Furthermore, the Arbitrator considers it is appropriate that the Claimant is entitled to the payment of a contribution towards his legal fees and other expenses (Article 19.3 of the FAT Rules). The Arbitrator considers it appropriate to take into account the non reimbursable fee when assessing the expenses incurred by the Claimant in connection with these proceedings. After having reviewed and assessed the submissions by the Claimant, the Arbitrator fixes the contribution towards the Claimant’s legal fees and expenses at EUR 3,500.
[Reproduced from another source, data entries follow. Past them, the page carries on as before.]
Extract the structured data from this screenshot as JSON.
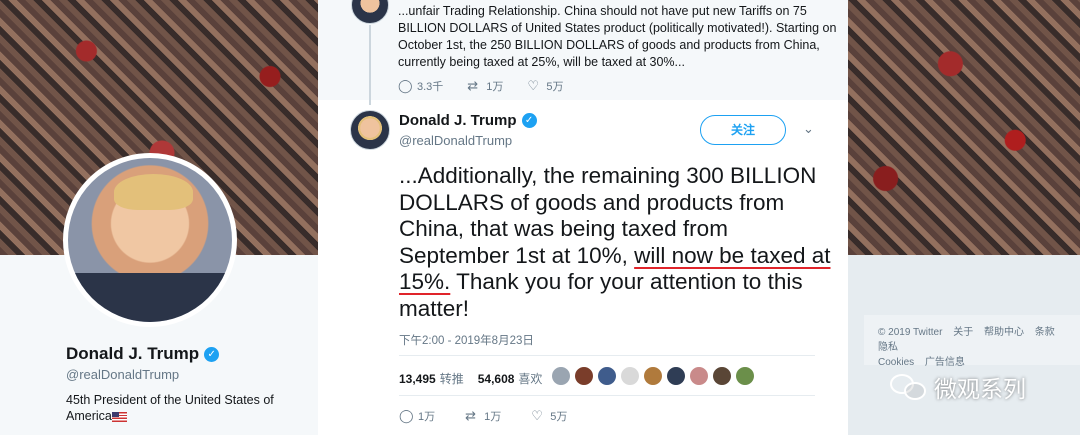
{
  "background": {
    "brand_color": "#1da1f2",
    "underline_color": "#e0242a"
  },
  "profile": {
    "name": "Donald J. Trump",
    "handle": "@realDonaldTrump",
    "bio": "45th President of the United States of America"
  },
  "previous_tweet": {
    "text": "...unfair Trading Relationship. China should not have put new Tariffs on 75 BILLION DOLLARS of United States product (politically motivated!). Starting on October 1st, the 250 BILLION DOLLARS of goods and products from China, currently being taxed at 25%, will be taxed at 30%...",
    "replies": "3.3千",
    "retweets": "1万",
    "likes": "5万"
  },
  "tweet": {
    "author_name": "Donald J. Trump",
    "author_handle": "@realDonaldTrump",
    "follow_label": "关注",
    "text_before": "...Additionally, the remaining 300 BILLION DOLLARS of goods and products from China, that was being taxed from September 1st at 10%, ",
    "text_underlined": "will now be taxed at 15%.",
    "text_after": " Thank you for your attention to this matter!",
    "timestamp": "下午2:00 - 2019年8月23日",
    "retweet_count": "13,495",
    "retweet_label": "转推",
    "like_count": "54,608",
    "like_label": "喜欢",
    "replies": "1万",
    "retweets": "1万",
    "likes": "5万"
  },
  "footer": {
    "links": [
      "© 2019 Twitter",
      "关于",
      "帮助中心",
      "条款",
      "隐私",
      "Cookies",
      "广告信息"
    ]
  },
  "watermark": {
    "text": "微观系列"
  },
  "icons": {
    "verified": "verified-badge-icon",
    "reply": "reply-icon",
    "retweet": "retweet-icon",
    "like": "heart-icon",
    "caret": "chevron-down-icon"
  }
}
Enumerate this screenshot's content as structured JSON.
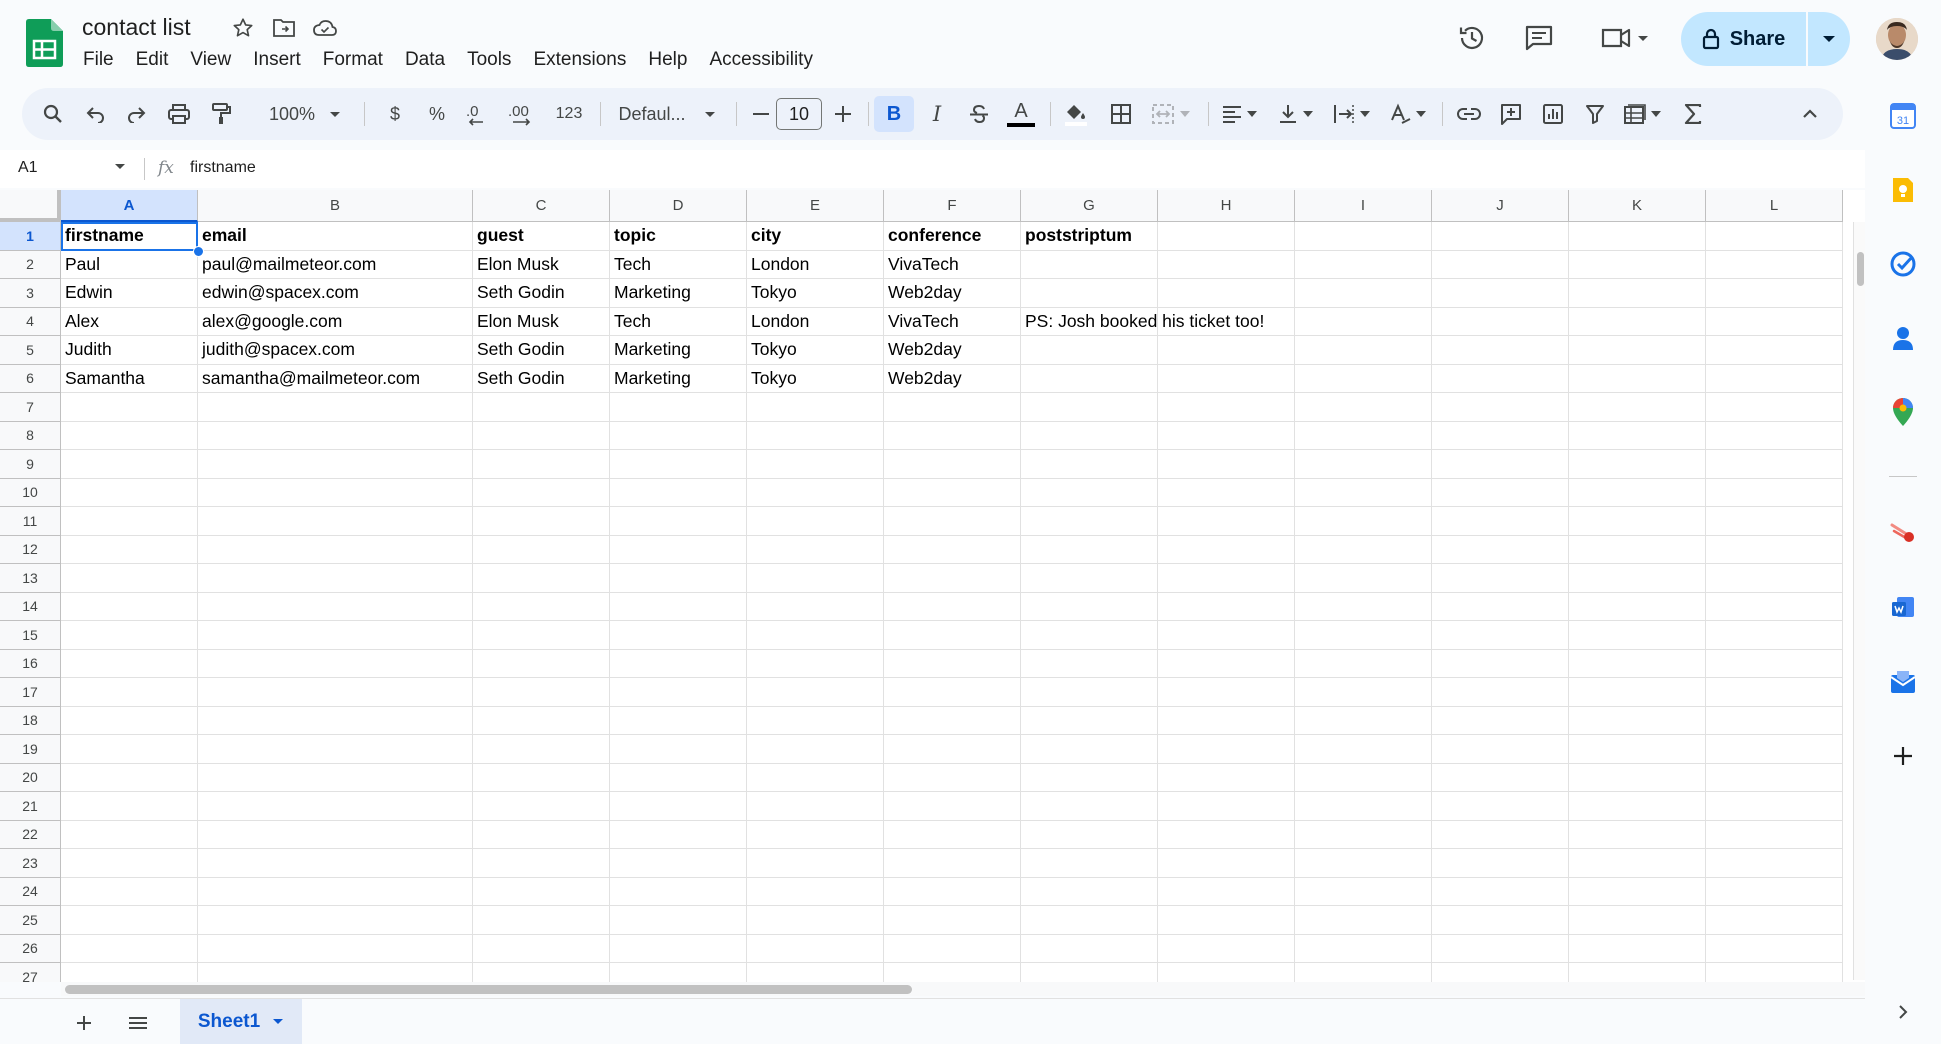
{
  "app": {
    "title": "contact list",
    "menu": [
      "File",
      "Edit",
      "View",
      "Insert",
      "Format",
      "Data",
      "Tools",
      "Extensions",
      "Help",
      "Accessibility"
    ],
    "share_label": "Share"
  },
  "toolbar": {
    "zoom": "100%",
    "currency": "$",
    "percent": "%",
    "decrease_decimals": ".0",
    "increase_decimals": ".00",
    "number_format": "123",
    "font": "Defaul...",
    "font_size": "10",
    "bold": "B",
    "italic": "I",
    "text_color_letter": "A"
  },
  "formula_bar": {
    "cell_ref": "A1",
    "fx": "fx",
    "value": "firstname"
  },
  "grid": {
    "columns": [
      "A",
      "B",
      "C",
      "D",
      "E",
      "F",
      "G",
      "H",
      "I",
      "J",
      "K",
      "L"
    ],
    "selected_cell": "A1",
    "row_count": 27,
    "rows": [
      [
        "firstname",
        "email",
        "guest",
        "topic",
        "city",
        "conference",
        "poststriptum"
      ],
      [
        "Paul",
        "paul@mailmeteor.com",
        "Elon Musk",
        "Tech",
        "London",
        "VivaTech",
        ""
      ],
      [
        "Edwin",
        "edwin@spacex.com",
        "Seth Godin",
        "Marketing",
        "Tokyo",
        "Web2day",
        ""
      ],
      [
        "Alex",
        "alex@google.com",
        "Elon Musk",
        "Tech",
        "London",
        "VivaTech",
        "PS: Josh booked his ticket too!"
      ],
      [
        "Judith",
        "judith@spacex.com",
        "Seth Godin",
        "Marketing",
        "Tokyo",
        "Web2day",
        ""
      ],
      [
        "Samantha",
        "samantha@mailmeteor.com",
        "Seth Godin",
        "Marketing",
        "Tokyo",
        "Web2day",
        ""
      ]
    ]
  },
  "sheets": {
    "active": "Sheet1"
  },
  "side_panel": {
    "icons": [
      "calendar-icon",
      "keep-icon",
      "tasks-icon",
      "contacts-icon",
      "maps-icon",
      "mailmeteor-icon",
      "docs-addon-icon",
      "mail-merge-icon",
      "add-icon"
    ]
  },
  "colors": {
    "accent": "#0b57d0",
    "selection": "#1a73e8",
    "share_bg": "#c2e7ff",
    "sheets_green": "#0f9d58"
  }
}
The Claimant also requests payment of interest at the applicable Swiss statutory rate starting from 29 October 2008 (the date on which the Claimant sent its Request for Arbitration). Payment of interest is a customary and necessary compensation for late payment and there is no reason why the Claimant should not be awarded interest. The requested Swiss statutory rate amounts to 5% p.a. However, the Arbitrator considers the appropriate date for the interest to become payable from is the date on which the FAT received the Claimant’s Request for Arbitration, as opposed to the date on which the Claimant sent his Request for Arbitration. The Arbitrator therefore finds that interest at the applicable Swiss statutory rate becomes payable from 30 October 2008.
For the reasons set forth above, the Arbitrator decides as follows:
- Beİiktaİ JK is ordered to pay to Sandro Nicevic USD 113,900.00, together with 5% interest p.a. from 30 October 2008.
- Beİiktaİ JK is ordered to pay to Sandro Nicevic EUR 7,510.00 as a reimbursement of the advance of FAT costs.
- Beİiktaİ JK is ordered to pay to Sandro Nicevic EUR 3,500.00 as a contribution towards Sandro Nicevic’s legal fees and expenses.
- Any other or further-reaching claims for relief are dismissed.
Geneva, place of the arbitration, 10 February 2009
Raj Parker (Arbitrator)
Notice about Appeals Procedure
cf. Article 17 of the FAT Rules which reads as follows:
Awards of the FAT can only be appealed to the Court of Arbitration for Sport (CAS), Lausanne, Switzerland and any such appeal must be lodged with CAS within 21 days from the communication of the award. The CAS shall decide the appeal ex aequo et bono and in accordance with the Code of Sports-related Arbitration, in particular the Special Provisions Applicable to the Appeal Arbitration Procedure.”